She never had a real name. Scientists called her 832F. To her fans, she was known simply as ’06 after the year that she was born. But for anyone who had ever seen the large, sleek gray wolf roaming the Yellowstone plains, she was the epitome of all things free and wild.
Last week, ’06 was killed by an unknown hunter just outside of the park. She was still wearing her radio collar.
The death of ’06 is a stark reminder of the culture war in the Northern Rockies between those who recognize the gray wolf’s right to exist and role in maintaining a balanced ecosystem, and those who view the creature as a threat to livestock and public safety that must be mercilessly exterminated.
For scientists and conservationists working to restore the gray wolf to the Northern Rockies after a century-long absence, the loss of ’06 was a huge blow. She was the alpha female of the Lamar Canyon pack—Yellowstone’s most famous wolf pack. Visitors described how the strong and agile she-wolf was able to singlehandedly take down large elk to feed her litter. One observer recalled watching ’06 outsmart 16 invading wolves from a rival pack, luring them away from a den of vulnerable pups. The Lamar Canyon pack now faces the real possibility of disbanding if another leader does not fill the void.
While a bullet killed ’06, politics and misguided fears pulled the trigger. Long demonized by cattle and sheep ranchers, wolves account for less than 1 percent of all livestock mortality in the United States—behind domestic dogs, digestive problems, respiratory disease and weather. Yet, despite this data, the Fish and Wildlife Service bowed to political pressure and relinquished wolf management to the state of Wyoming. Wyoming cleared the way for wholesale slaughter of its gray wolf population throughout most of the state—with Yellowstone National Park being one of the few safe havens for the beleaguered species.
But like all animals, wolves do not abide by lines on a map. Even those that spend the vast majority of their time inside Yellowstone are fair game to licensed hunters the moment they step out of the park’s borders—as ’06 did. Her unnecessary death has sparked outrage among scientists, conservationists and park visitors, and state officials in neighboring Montana have responded by banning the hunting of collared wolves in areas bordering the park. Wyoming has not indicated it will follow suit.
The only way to prevent a repeat of the slaughter that claimed the lives of ’06 and 265 other wolves this year is to return wolf management to the Fish and Wildlife Service. And that is exactly what Earthjustice attorneys and our clients are attempting to do right now in court. We are suing the federal government for its decision to hand the reins over to Wyoming—a state that has clearly shown it has no intention of adequately protecting its population of wolves. But the legal battle will be fierce and we are counting on the public’s support to keep this fight alive. You can take a stand for the wolves by making a small emergency donation right now—any amount is appreciated.

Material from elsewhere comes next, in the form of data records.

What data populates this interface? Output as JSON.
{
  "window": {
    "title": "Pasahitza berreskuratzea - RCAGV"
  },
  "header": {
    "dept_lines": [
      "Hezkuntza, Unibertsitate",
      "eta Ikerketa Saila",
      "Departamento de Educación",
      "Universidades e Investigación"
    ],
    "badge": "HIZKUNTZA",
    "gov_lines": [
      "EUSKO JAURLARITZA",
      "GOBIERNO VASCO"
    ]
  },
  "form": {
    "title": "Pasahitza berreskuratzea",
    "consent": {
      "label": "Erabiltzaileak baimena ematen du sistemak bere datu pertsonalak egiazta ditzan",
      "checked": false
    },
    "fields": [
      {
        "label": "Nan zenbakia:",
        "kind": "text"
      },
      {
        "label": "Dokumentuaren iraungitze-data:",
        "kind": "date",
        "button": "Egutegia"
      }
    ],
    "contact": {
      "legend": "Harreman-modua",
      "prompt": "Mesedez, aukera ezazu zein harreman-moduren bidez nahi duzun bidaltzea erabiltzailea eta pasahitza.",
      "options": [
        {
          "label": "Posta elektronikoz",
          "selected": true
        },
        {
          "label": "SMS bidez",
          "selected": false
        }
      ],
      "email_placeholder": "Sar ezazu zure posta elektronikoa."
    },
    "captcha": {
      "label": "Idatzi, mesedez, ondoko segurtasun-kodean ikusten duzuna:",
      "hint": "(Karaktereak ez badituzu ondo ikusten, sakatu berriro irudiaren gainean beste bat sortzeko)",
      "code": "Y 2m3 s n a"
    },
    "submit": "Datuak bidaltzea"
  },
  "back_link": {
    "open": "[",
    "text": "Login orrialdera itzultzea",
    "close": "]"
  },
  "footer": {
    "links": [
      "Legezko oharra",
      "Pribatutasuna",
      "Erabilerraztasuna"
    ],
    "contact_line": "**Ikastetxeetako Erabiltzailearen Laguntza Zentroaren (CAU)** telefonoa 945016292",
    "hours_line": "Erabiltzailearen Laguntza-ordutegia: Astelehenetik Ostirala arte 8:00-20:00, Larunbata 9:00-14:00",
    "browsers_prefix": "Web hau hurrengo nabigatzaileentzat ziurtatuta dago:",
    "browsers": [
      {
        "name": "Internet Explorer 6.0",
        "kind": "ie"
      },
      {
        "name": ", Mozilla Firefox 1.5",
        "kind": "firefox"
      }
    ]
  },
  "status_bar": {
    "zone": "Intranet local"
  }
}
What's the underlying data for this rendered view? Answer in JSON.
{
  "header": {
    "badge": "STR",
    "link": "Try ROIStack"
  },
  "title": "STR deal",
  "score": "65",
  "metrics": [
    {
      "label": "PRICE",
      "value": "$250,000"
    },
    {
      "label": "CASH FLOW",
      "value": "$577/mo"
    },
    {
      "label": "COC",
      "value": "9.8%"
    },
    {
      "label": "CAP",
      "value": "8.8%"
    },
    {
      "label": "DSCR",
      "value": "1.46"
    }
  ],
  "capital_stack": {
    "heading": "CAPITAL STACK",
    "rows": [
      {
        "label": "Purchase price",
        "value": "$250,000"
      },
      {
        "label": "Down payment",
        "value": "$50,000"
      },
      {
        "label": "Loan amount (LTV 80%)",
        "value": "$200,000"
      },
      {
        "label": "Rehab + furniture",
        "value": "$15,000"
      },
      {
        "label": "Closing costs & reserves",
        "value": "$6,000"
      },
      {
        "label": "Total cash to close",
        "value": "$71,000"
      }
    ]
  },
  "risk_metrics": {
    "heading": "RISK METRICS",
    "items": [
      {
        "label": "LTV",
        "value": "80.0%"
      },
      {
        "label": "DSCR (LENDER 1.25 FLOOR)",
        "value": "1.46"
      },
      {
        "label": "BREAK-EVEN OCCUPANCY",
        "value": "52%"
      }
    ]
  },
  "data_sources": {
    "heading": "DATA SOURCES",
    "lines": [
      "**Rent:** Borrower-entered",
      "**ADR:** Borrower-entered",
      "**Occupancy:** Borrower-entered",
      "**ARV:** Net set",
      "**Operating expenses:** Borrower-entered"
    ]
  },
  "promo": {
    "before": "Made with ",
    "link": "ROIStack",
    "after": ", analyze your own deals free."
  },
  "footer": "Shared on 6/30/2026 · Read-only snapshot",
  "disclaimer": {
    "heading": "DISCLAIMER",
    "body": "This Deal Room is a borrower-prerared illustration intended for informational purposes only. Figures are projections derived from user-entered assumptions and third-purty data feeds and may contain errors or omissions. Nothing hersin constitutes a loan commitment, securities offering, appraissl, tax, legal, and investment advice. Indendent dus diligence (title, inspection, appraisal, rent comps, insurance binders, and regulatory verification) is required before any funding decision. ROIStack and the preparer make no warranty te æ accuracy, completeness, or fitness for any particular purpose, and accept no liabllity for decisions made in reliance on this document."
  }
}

She may have died without a real name, but ’06 did not die without a purpose. If any good can come out of this tragedy, it would be a clear recognition that gray wolves are an intrinsic part of the Northern Rockies ecosystem. Their presence is critical to maintaining the natural balance between predator and prey—and to sustaining our notion of what it truly means to be free and wild.